An unaltered copy of every line below is the expected output.

RAW DATA:
---

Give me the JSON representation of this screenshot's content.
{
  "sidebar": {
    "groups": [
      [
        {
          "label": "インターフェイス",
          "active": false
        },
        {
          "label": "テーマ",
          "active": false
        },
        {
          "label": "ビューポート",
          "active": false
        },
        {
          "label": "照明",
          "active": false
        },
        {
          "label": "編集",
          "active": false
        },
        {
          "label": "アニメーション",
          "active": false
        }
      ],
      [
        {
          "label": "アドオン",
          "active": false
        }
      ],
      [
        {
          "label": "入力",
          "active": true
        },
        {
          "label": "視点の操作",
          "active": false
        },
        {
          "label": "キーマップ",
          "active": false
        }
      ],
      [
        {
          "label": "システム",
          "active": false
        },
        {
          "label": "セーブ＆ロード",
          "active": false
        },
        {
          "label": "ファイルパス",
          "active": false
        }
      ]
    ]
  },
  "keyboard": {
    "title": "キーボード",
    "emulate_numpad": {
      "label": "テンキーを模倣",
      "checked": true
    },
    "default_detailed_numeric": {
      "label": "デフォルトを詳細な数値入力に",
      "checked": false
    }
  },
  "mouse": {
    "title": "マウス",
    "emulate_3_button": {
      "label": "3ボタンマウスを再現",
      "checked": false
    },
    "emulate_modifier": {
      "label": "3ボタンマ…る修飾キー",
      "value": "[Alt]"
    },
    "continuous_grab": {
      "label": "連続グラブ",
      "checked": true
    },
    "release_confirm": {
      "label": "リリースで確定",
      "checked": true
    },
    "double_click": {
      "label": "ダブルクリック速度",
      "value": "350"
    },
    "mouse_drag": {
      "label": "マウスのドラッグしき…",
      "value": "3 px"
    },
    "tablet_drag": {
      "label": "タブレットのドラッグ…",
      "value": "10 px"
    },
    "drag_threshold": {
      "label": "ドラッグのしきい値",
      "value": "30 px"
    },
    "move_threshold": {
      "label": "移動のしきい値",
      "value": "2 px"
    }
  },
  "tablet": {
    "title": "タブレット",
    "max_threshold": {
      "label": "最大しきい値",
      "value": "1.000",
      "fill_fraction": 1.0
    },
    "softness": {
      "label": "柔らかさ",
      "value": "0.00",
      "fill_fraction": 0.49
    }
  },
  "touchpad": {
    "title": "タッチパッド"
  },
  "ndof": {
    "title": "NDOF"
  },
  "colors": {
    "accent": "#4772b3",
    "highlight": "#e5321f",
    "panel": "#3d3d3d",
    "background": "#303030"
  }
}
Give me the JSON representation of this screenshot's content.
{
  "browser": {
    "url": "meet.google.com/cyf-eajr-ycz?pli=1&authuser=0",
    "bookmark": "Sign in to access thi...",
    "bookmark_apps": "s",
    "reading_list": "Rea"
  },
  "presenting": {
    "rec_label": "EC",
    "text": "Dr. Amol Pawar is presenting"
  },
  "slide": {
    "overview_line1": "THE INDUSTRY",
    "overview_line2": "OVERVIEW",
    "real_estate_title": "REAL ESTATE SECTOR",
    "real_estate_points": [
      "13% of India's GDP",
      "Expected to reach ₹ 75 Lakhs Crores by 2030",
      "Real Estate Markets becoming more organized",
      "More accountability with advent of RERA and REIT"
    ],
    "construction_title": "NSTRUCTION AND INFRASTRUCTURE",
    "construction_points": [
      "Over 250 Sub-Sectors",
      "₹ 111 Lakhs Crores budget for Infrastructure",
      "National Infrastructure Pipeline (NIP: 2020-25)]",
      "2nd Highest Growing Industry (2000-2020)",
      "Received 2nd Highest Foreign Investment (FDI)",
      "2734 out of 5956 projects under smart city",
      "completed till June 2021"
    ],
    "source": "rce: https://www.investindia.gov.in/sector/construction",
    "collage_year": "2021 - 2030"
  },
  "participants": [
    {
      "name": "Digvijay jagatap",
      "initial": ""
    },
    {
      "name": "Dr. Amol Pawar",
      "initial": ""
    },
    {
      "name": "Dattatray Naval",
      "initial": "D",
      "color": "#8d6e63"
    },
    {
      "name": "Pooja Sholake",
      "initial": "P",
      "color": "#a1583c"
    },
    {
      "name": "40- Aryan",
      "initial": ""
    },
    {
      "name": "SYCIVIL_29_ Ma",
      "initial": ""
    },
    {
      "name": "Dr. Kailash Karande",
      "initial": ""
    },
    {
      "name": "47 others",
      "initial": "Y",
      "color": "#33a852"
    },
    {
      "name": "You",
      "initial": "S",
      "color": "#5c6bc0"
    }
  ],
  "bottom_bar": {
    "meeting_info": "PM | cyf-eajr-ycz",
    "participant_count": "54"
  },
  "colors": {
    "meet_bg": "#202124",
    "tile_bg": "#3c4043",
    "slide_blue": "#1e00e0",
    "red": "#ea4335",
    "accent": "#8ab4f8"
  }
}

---

REPLY TO THE TASK:
Give me the JSON representation of this screenshot's content.
{
  "sidebar": {
    "groups": [
      [
        {
          "label": "インターフェイス",
          "active": false
        },
        {
          "label": "テーマ",
          "active": false
        },
        {
          "label": "ビューポート",
          "active": false
        },
        {
          "label": "照明",
          "active": false
        },
        {
          "label": "編集",
          "active": false
        },
        {
          "label": "アニメーション",
          "active": false
        }
      ],
      [
        {
          "label": "アドオン",
          "active": false
        }
      ],
      [
        {
          "label": "入力",
          "active": true
        },
        {
          "label": "視点の操作",
          "active": false
        },
        {
          "label": "キーマップ",
          "active": false
        }
      ],
      [
        {
          "label": "システム",
          "active": false
        },
        {
          "label": "セーブ＆ロード",
          "active": false
        },
        {
          "label": "ファイルパス",
          "active": false
        }
      ]
    ]
  },
  "keyboard": {
    "title": "キーボード",
    "emulate_numpad": {
      "label": "テンキーを模倣",
      "checked": true
    },
    "default_detailed_numeric": {
      "label": "デフォルトを詳細な数値入力に",
      "checked": false
    }
  },
  "mouse": {
    "title": "マウス",
    "emulate_3_button": {
      "label": "3ボタンマウスを再現",
      "checked": false
    },
    "emulate_modifier": {
      "label": "3ボタンマ…る修飾キー",
      "value": "[Alt]"
    },
    "continuous_grab": {
      "label": "連続グラブ",
      "checked": true
    },
    "release_confirm": {
      "label": "リリースで確定",
      "checked": true
    },
    "double_click": {
      "label": "ダブルクリック速度",
      "value": "350"
    },
    "mouse_drag": {
      "label": "マウスのドラッグしき…",
      "value": "3 px"
    },
    "tablet_drag": {
      "label": "タブレットのドラッグ…",
      "value": "10 px"
    },
    "drag_threshold": {
      "label": "ドラッグのしきい値",
      "value": "30 px"
    },
    "move_threshold": {
      "label": "移動のしきい値",
      "value": "2 px"
    }
  },
  "tablet": {
    "title": "タブレット",
    "max_threshold": {
      "label": "最大しきい値",
      "value": "1.000",
      "fill_fraction": 1.0
    },
    "softness": {
      "label": "柔らかさ",
      "value": "0.00",
      "fill_fraction": 0.49
    }
  },
  "touchpad": {
    "title": "タッチパッド"
  },
  "ndof": {
    "title": "NDOF"
  },
  "colors": {
    "accent": "#4772b3",
    "highlight": "#e5321f",
    "panel": "#3d3d3d",
    "background": "#303030"
  }
}
Give me the JSON representation of this screenshot's content.
{
  "browser": {
    "url": "meet.google.com/cyf-eajr-ycz?pli=1&authuser=0",
    "bookmark": "Sign in to access thi...",
    "bookmark_apps": "s",
    "reading_list": "Rea"
  },
  "presenting": {
    "rec_label": "EC",
    "text": "Dr. Amol Pawar is presenting"
  },
  "slide": {
    "overview_line1": "THE INDUSTRY",
    "overview_line2": "OVERVIEW",
    "real_estate_title": "REAL ESTATE SECTOR",
    "real_estate_points": [
      "13% of India's GDP",
      "Expected to reach ₹ 75 Lakhs Crores by 2030",
      "Real Estate Markets becoming more organized",
      "More accountability with advent of RERA and REIT"
    ],
    "construction_title": "NSTRUCTION AND INFRASTRUCTURE",
    "construction_points": [
      "Over 250 Sub-Sectors",
      "₹ 111 Lakhs Crores budget for Infrastructure",
      "National Infrastructure Pipeline (NIP: 2020-25)]",
      "2nd Highest Growing Industry (2000-2020)",
      "Received 2nd Highest Foreign Investment (FDI)",
      "2734 out of 5956 projects under smart city",
      "completed till June 2021"
    ],
    "source": "rce: https://www.investindia.gov.in/sector/construction",
    "collage_year": "2021 - 2030"
  },
  "participants": [
    {
      "name": "Digvijay jagatap",
      "initial": ""
    },
    {
      "name": "Dr. Amol Pawar",
      "initial": ""
    },
    {
      "name": "Dattatray Naval",
      "initial": "D",
      "color": "#8d6e63"
    },
    {
      "name": "Pooja Sholake",
      "initial": "P",
      "color": "#a1583c"
    },
    {
      "name": "40- Aryan",
      "initial": ""
    },
    {
      "name": "SYCIVIL_29_ Ma",
      "initial": ""
    },
    {
      "name": "Dr. Kailash Karande",
      "initial": ""
    },
    {
      "name": "47 others",
      "initial": "Y",
      "color": "#33a852"
    },
    {
      "name": "You",
      "initial": "S",
      "color": "#5c6bc0"
    }
  ],
  "bottom_bar": {
    "meeting_info": "PM | cyf-eajr-ycz",
    "participant_count": "54"
  },
  "colors": {
    "meet_bg": "#202124",
    "tile_bg": "#3c4043",
    "slide_blue": "#1e00e0",
    "red": "#ea4335",
    "accent": "#8ab4f8"
  }
}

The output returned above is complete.